  • Have compassion—I mention this gingerly because this step is difficult and not mandatory to move on. Most people, including me, can’t achieve this without professional help.
  • Please just don’t read this list. Processing anger requires daily practice and many approaches. Forgiveness is an important aspect of it.

Essentially every person I have seen truly heal has learned to recognize and process his or her anger. Although you can somewhat improve without dealing with it, the real breakthroughs won’t happen without letting go. Each person will learn these skills at their own pace. It is powerful and we have observed that letting go of anger is the “shortcut to healing.”
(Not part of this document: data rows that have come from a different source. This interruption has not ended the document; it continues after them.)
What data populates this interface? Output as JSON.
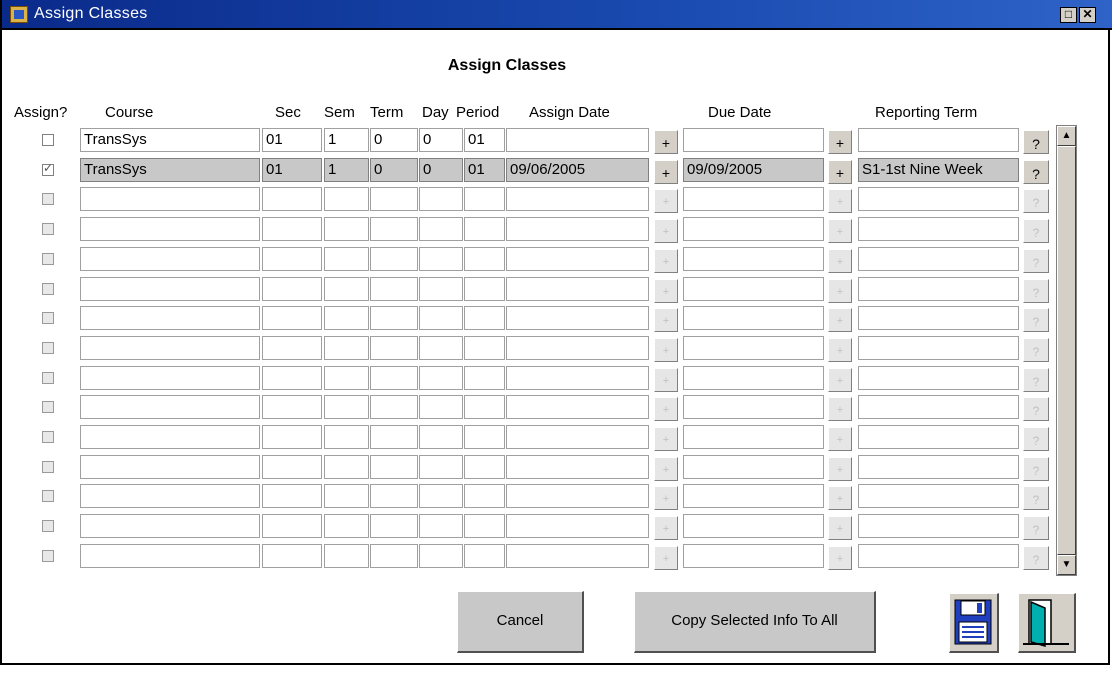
{
  "window": {
    "title": "Assign Classes",
    "restore_glyph": "□",
    "close_glyph": "✕"
  },
  "heading": "Assign Classes",
  "columns": {
    "assign": "Assign?",
    "course": "Course",
    "sec": "Sec",
    "sem": "Sem",
    "term": "Term",
    "day": "Day",
    "period": "Period",
    "assign_date": "Assign Date",
    "due_date": "Due Date",
    "reporting_term": "Reporting Term"
  },
  "rows": [
    {
      "checked": false,
      "enabled": true,
      "selected": false,
      "course": "TransSys",
      "sec": "01",
      "sem": "1",
      "term": "0",
      "day": "0",
      "period": "01",
      "assign_date": "",
      "due_date": "",
      "reporting_term": ""
    },
    {
      "checked": true,
      "enabled": true,
      "selected": true,
      "course": "TransSys",
      "sec": "01",
      "sem": "1",
      "term": "0",
      "day": "0",
      "period": "01",
      "assign_date": "09/06/2005",
      "due_date": "09/09/2005",
      "reporting_term": "S1-1st Nine Week"
    },
    {
      "checked": false,
      "enabled": false,
      "selected": false,
      "course": "",
      "sec": "",
      "sem": "",
      "term": "",
      "day": "",
      "period": "",
      "assign_date": "",
      "due_date": "",
      "reporting_term": ""
    },
    {
      "checked": false,
      "enabled": false,
      "selected": false,
      "course": "",
      "sec": "",
      "sem": "",
      "term": "",
      "day": "",
      "period": "",
      "assign_date": "",
      "due_date": "",
      "reporting_term": ""
    },
    {
      "checked": false,
      "enabled": false,
      "selected": false,
      "course": "",
      "sec": "",
      "sem": "",
      "term": "",
      "day": "",
      "period": "",
      "assign_date": "",
      "due_date": "",
      "reporting_term": ""
    },
    {
      "checked": false,
      "enabled": false,
      "selected": false,
      "course": "",
      "sec": "",
      "sem": "",
      "term": "",
      "day": "",
      "period": "",
      "assign_date": "",
      "due_date": "",
      "reporting_term": ""
    },
    {
      "checked": false,
      "enabled": false,
      "selected": false,
      "course": "",
      "sec": "",
      "sem": "",
      "term": "",
      "day": "",
      "period": "",
      "assign_date": "",
      "due_date": "",
      "reporting_term": ""
    },
    {
      "checked": false,
      "enabled": false,
      "selected": false,
      "course": "",
      "sec": "",
      "sem": "",
      "term": "",
      "day": "",
      "period": "",
      "assign_date": "",
      "due_date": "",
      "reporting_term": ""
    },
    {
      "checked": false,
      "enabled": false,
      "selected": false,
      "course": "",
      "sec": "",
      "sem": "",
      "term": "",
      "day": "",
      "period": "",
      "assign_date": "",
      "due_date": "",
      "reporting_term": ""
    },
    {
      "checked": false,
      "enabled": false,
      "selected": false,
      "course": "",
      "sec": "",
      "sem": "",
      "term": "",
      "day": "",
      "period": "",
      "assign_date": "",
      "due_date": "",
      "reporting_term": ""
    },
    {
      "checked": false,
      "enabled": false,
      "selected": false,
      "course": "",
      "sec": "",
      "sem": "",
      "term": "",
      "day": "",
      "period": "",
      "assign_date": "",
      "due_date": "",
      "reporting_term": ""
    },
    {
      "checked": false,
      "enabled": false,
      "selected": false,
      "course": "",
      "sec": "",
      "sem": "",
      "term": "",
      "day": "",
      "period": "",
      "assign_date": "",
      "due_date": "",
      "reporting_term": ""
    },
    {
      "checked": false,
      "enabled": false,
      "selected": false,
      "course": "",
      "sec": "",
      "sem": "",
      "term": "",
      "day": "",
      "period": "",
      "assign_date": "",
      "due_date": "",
      "reporting_term": ""
    },
    {
      "checked": false,
      "enabled": false,
      "selected": false,
      "course": "",
      "sec": "",
      "sem": "",
      "term": "",
      "day": "",
      "period": "",
      "assign_date": "",
      "due_date": "",
      "reporting_term": ""
    },
    {
      "checked": false,
      "enabled": false,
      "selected": false,
      "course": "",
      "sec": "",
      "sem": "",
      "term": "",
      "day": "",
      "period": "",
      "assign_date": "",
      "due_date": "",
      "reporting_term": ""
    }
  ],
  "glyphs": {
    "plus": "+",
    "lookup": "?",
    "scroll_up": "▲",
    "scroll_down": "▼"
  },
  "buttons": {
    "cancel": "Cancel",
    "copy_all": "Copy Selected Info To All"
  },
  "icons": {
    "app": "app-icon",
    "save": "save-disk-icon",
    "exit": "exit-door-icon"
  }
}
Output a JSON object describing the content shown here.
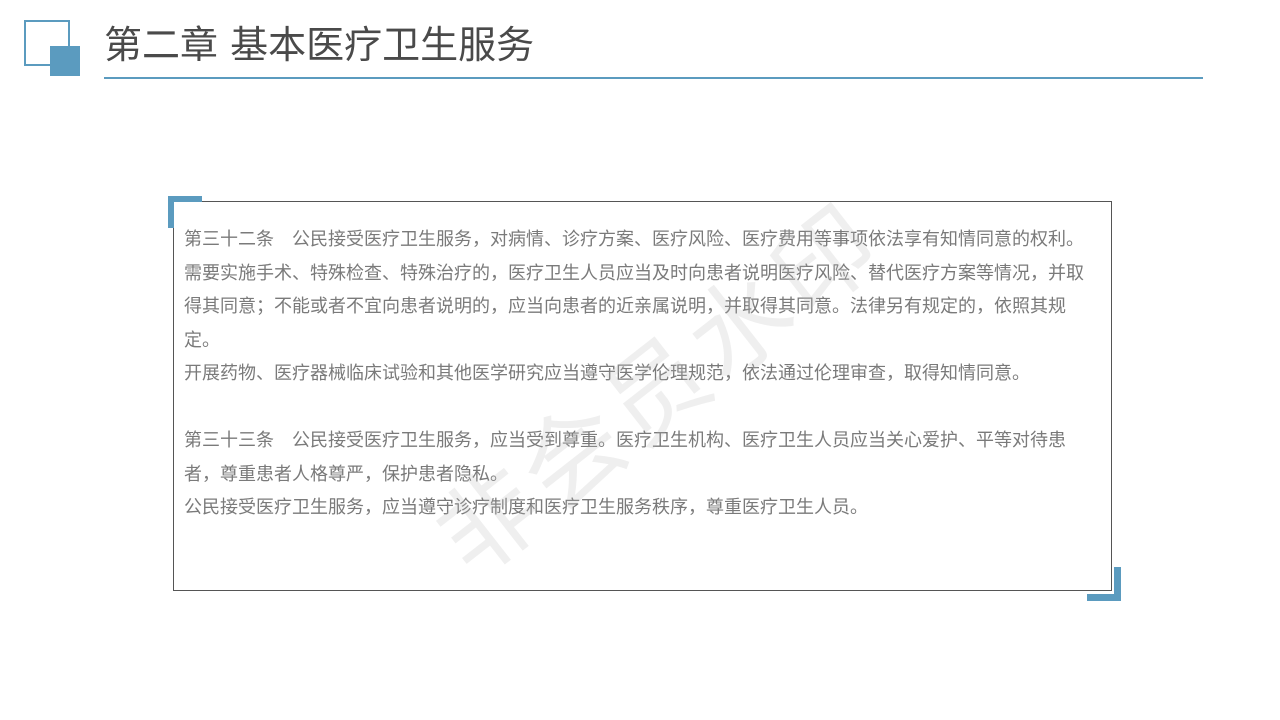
{
  "header": {
    "title": "第二章 基本医疗卫生服务"
  },
  "content": {
    "paragraphs": [
      "第三十二条　公民接受医疗卫生服务，对病情、诊疗方案、医疗风险、医疗费用等事项依法享有知情同意的权利。",
      "需要实施手术、特殊检查、特殊治疗的，医疗卫生人员应当及时向患者说明医疗风险、替代医疗方案等情况，并取得其同意；不能或者不宜向患者说明的，应当向患者的近亲属说明，并取得其同意。法律另有规定的，依照其规定。",
      "开展药物、医疗器械临床试验和其他医学研究应当遵守医学伦理规范，依法通过伦理审查，取得知情同意。",
      "第三十三条　公民接受医疗卫生服务，应当受到尊重。医疗卫生机构、医疗卫生人员应当关心爱护、平等对待患者，尊重患者人格尊严，保护患者隐私。",
      "公民接受医疗卫生服务，应当遵守诊疗制度和医疗卫生服务秩序，尊重医疗卫生人员。"
    ]
  },
  "watermark": {
    "text": "非会员水印"
  },
  "colors": {
    "accent": "#5b9bbf",
    "title_text": "#4a4a4a",
    "body_text": "#7a7a7a",
    "box_border": "#555555"
  }
}
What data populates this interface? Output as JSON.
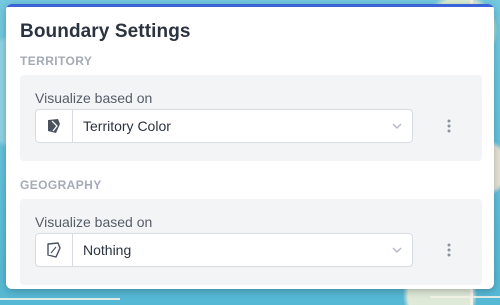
{
  "panel": {
    "title": "Boundary Settings",
    "accent_color": "#3a63d8"
  },
  "sections": [
    {
      "label": "TERRITORY",
      "field_label": "Visualize based on",
      "selected_value": "Territory Color",
      "icon": "territory-color-icon"
    },
    {
      "label": "GEOGRAPHY",
      "field_label": "Visualize based on",
      "selected_value": "Nothing",
      "icon": "geography-outline-icon"
    }
  ]
}
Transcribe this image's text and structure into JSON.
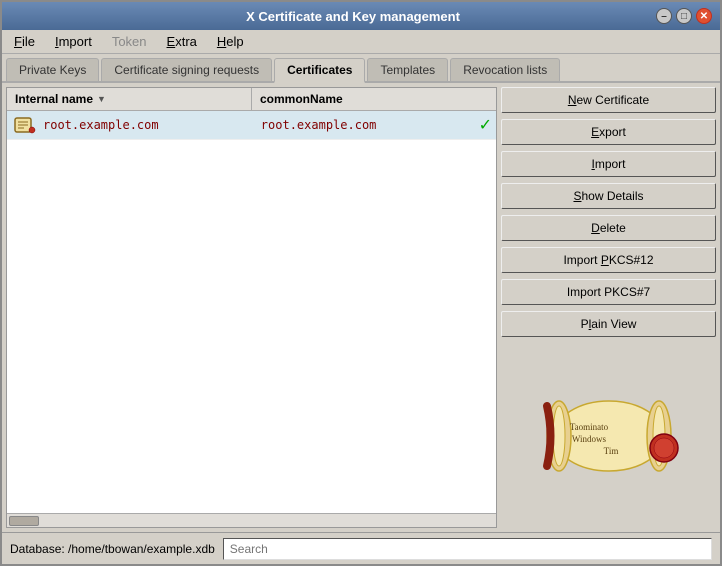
{
  "window": {
    "title": "X Certificate and Key management"
  },
  "titlebar": {
    "minimize_label": "–",
    "maximize_label": "□",
    "close_label": "✕"
  },
  "menubar": {
    "items": [
      {
        "label": "File",
        "underline": "F",
        "id": "file"
      },
      {
        "label": "Import",
        "underline": "I",
        "id": "import"
      },
      {
        "label": "Token",
        "underline": "T",
        "id": "token"
      },
      {
        "label": "Extra",
        "underline": "E",
        "id": "extra"
      },
      {
        "label": "Help",
        "underline": "H",
        "id": "help"
      }
    ]
  },
  "tabs": [
    {
      "label": "Private Keys",
      "id": "private-keys",
      "active": false
    },
    {
      "label": "Certificate signing requests",
      "id": "csr",
      "active": false
    },
    {
      "label": "Certificates",
      "id": "certificates",
      "active": true
    },
    {
      "label": "Templates",
      "id": "templates",
      "active": false
    },
    {
      "label": "Revocation lists",
      "id": "revocation",
      "active": false
    }
  ],
  "table": {
    "col1_header": "Internal name",
    "col2_header": "commonName",
    "rows": [
      {
        "internal_name": "root.example.com",
        "common_name": "root.example.com",
        "verified": true
      }
    ]
  },
  "buttons": [
    {
      "label": "New Certificate",
      "underline": "N",
      "id": "new-cert"
    },
    {
      "label": "Export",
      "underline": "E",
      "id": "export"
    },
    {
      "label": "Import",
      "underline": "I",
      "id": "import"
    },
    {
      "label": "Show Details",
      "underline": "S",
      "id": "show-details"
    },
    {
      "label": "Delete",
      "underline": "D",
      "id": "delete"
    },
    {
      "label": "Import PKCS#12",
      "underline": "P",
      "id": "import-pkcs12"
    },
    {
      "label": "Import PKCS#7",
      "underline": "P",
      "id": "import-pkcs7"
    },
    {
      "label": "Plain View",
      "underline": "l",
      "id": "plain-view"
    }
  ],
  "statusbar": {
    "database_label": "Database: /home/tbowan/example.xdb",
    "search_placeholder": "Search"
  }
}
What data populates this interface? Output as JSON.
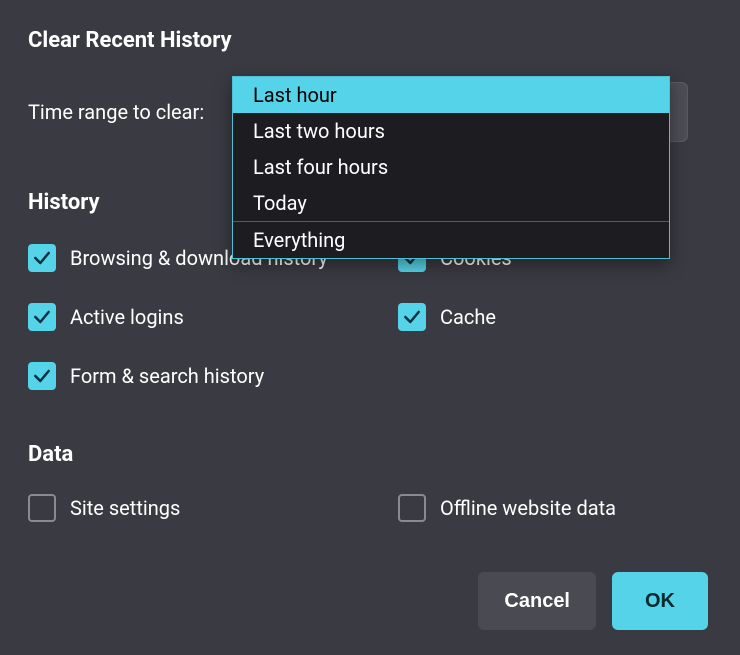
{
  "dialog": {
    "title": "Clear Recent History"
  },
  "time": {
    "label": "Time range to clear:",
    "options": [
      "Last hour",
      "Last two hours",
      "Last four hours",
      "Today",
      "Everything"
    ],
    "highlighted": "Last hour"
  },
  "sections": {
    "history": "History",
    "data": "Data"
  },
  "history_items": {
    "browsing": {
      "label": "Browsing & download history",
      "checked": true
    },
    "cookies": {
      "label": "Cookies",
      "checked": true
    },
    "logins": {
      "label": "Active logins",
      "checked": true
    },
    "cache": {
      "label": "Cache",
      "checked": true
    },
    "form": {
      "label": "Form & search history",
      "checked": true
    }
  },
  "data_items": {
    "site": {
      "label": "Site settings",
      "checked": false
    },
    "offline": {
      "label": "Offline website data",
      "checked": false
    }
  },
  "buttons": {
    "cancel": "Cancel",
    "ok": "OK"
  },
  "colors": {
    "accent": "#55d3e8",
    "bg": "#3a3a42",
    "dropdown_bg": "#1d1d21"
  }
}
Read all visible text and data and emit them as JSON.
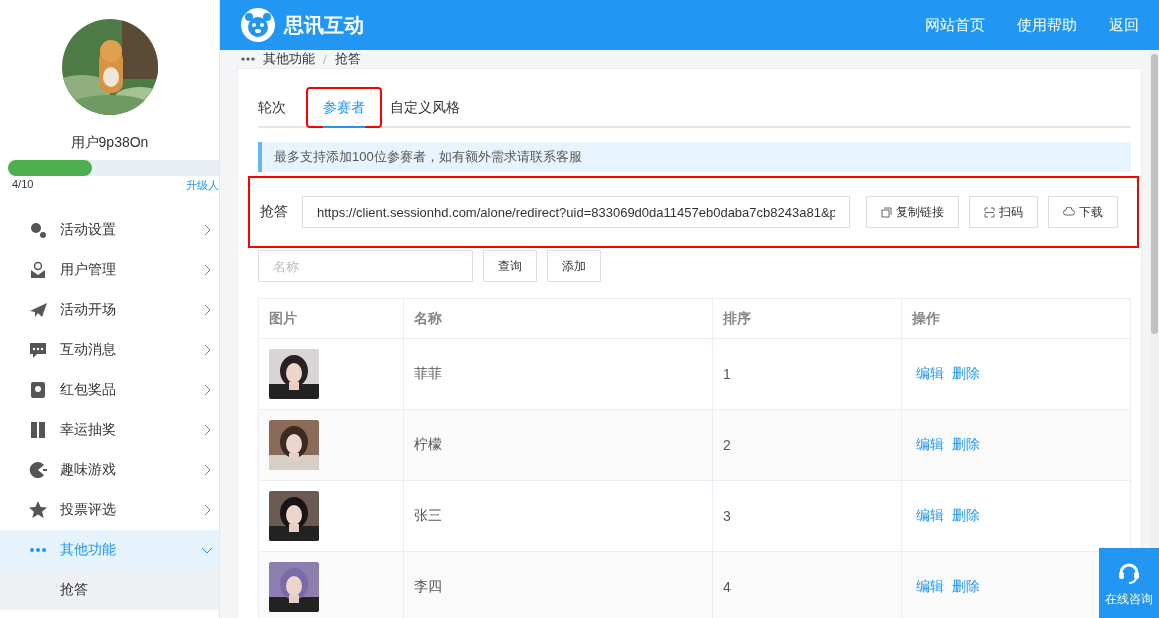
{
  "sidebar": {
    "user": {
      "name": "用户9p38On",
      "level": 0.4,
      "quota": "4/10",
      "upgrade": "升级人"
    },
    "items": [
      {
        "label": "活动设置",
        "expanded": false,
        "selected": false
      },
      {
        "label": "用户管理",
        "expanded": false,
        "selected": false
      },
      {
        "label": "活动开场",
        "expanded": false,
        "selected": false
      },
      {
        "label": "互动消息",
        "expanded": false,
        "selected": false
      },
      {
        "label": "红包奖品",
        "expanded": false,
        "selected": false
      },
      {
        "label": "幸运抽奖",
        "expanded": false,
        "selected": false
      },
      {
        "label": "趣味游戏",
        "expanded": false,
        "selected": false
      },
      {
        "label": "投票评选",
        "expanded": false,
        "selected": false
      },
      {
        "label": "其他功能",
        "expanded": true,
        "selected": true,
        "children": [
          {
            "label": "抢答",
            "selected": true
          }
        ]
      }
    ]
  },
  "header": {
    "title": "思讯互动",
    "links": [
      "网站首页",
      "使用帮助",
      "返回"
    ]
  },
  "breadcrumb": {
    "items": [
      "其他功能",
      "抢答"
    ],
    "separator": "/"
  },
  "tabs": [
    {
      "label": "轮次",
      "selected": false,
      "highlighted": false
    },
    {
      "label": "参赛者",
      "selected": true,
      "highlighted": true
    },
    {
      "label": "自定义风格",
      "selected": false,
      "highlighted": false
    }
  ],
  "notice": "最多支持添加100位参赛者，如有额外需求请联系客服",
  "link_row": {
    "label": "抢答",
    "url": "https://client.sessionhd.com/alone/redirect?uid=833069d0da11457eb0daba7cb8243a81&p",
    "highlighted": true,
    "buttons": [
      "复制链接",
      "扫码",
      "下载"
    ]
  },
  "search": {
    "placeholder": "名称",
    "buttons": [
      "查询",
      "添加"
    ]
  },
  "table": {
    "columns": [
      "图片",
      "名称",
      "排序",
      "操作"
    ],
    "rows": [
      {
        "picture": {
          "kind": "picture"
        },
        "name": "菲菲",
        "order": "1",
        "actions": [
          "编辑",
          "删除"
        ]
      },
      {
        "picture": {
          "kind": "picture"
        },
        "name": "柠檬",
        "order": "2",
        "actions": [
          "编辑",
          "删除"
        ]
      },
      {
        "picture": {
          "kind": "picture"
        },
        "name": "张三",
        "order": "3",
        "actions": [
          "编辑",
          "删除"
        ]
      },
      {
        "picture": {
          "kind": "picture"
        },
        "name": "李四",
        "order": "4",
        "actions": [
          "编辑",
          "删除"
        ]
      }
    ]
  },
  "float_button": {
    "label": "在线咨询"
  }
}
Anger is so powerful and necessary that you will never want to give it up. Besides, you can’t control it. Life keeps coming at us and you’ll have the opportunity to practice dealing with it daily.

You can choose what you want to input into your nervous system, and you can also what you want to hang onto. Forgiveness is one of the tools that allows you to “let go” and move on. But every time you think about the situation or person who wronged you, your nervous system will fire up.

Realize that forgiveness is just one of the tools of anger processing that may not be relevant to a given situation or you can’t access it. Putting it into context of being only one of the approaches helps you to use it quickly and efficiently. Maybe it lasts for only a few minutes. That’s fine. You can do it again, and again, and again.

Questions and considerations

  1. If you are this far into the course, you have realized that you are angry. Everyone is and it is particularly intense when trapped by your thoughts and/or physical pain. However, some people still are not connected to it or are not aware of the magnitude of its impact. Consider how connected or not you are to your anger.
  2. Review the disguises of anger. We may not want to present an angry front to others or ourselves. We are incredibly skilled at disguising it. What might be your set of disguises?
  3. Many people have a long history with the word, “forgiveness.” You might feel badly because you can’t or won’t let of anger. No one really can. This is a massive end-of-the-line survival reaction that you have no control over. Understand, your way of “letting go” may be completely different than your concept of forgiveness.
  4. The strategies mentioned above are methods to forgive. As you can see, there are many variations. This word is not as concrete as you might think. Find out what works best for you.


  1. Luskin, Dr. Fred. Forgive for Good. Harper One, New York, 2003.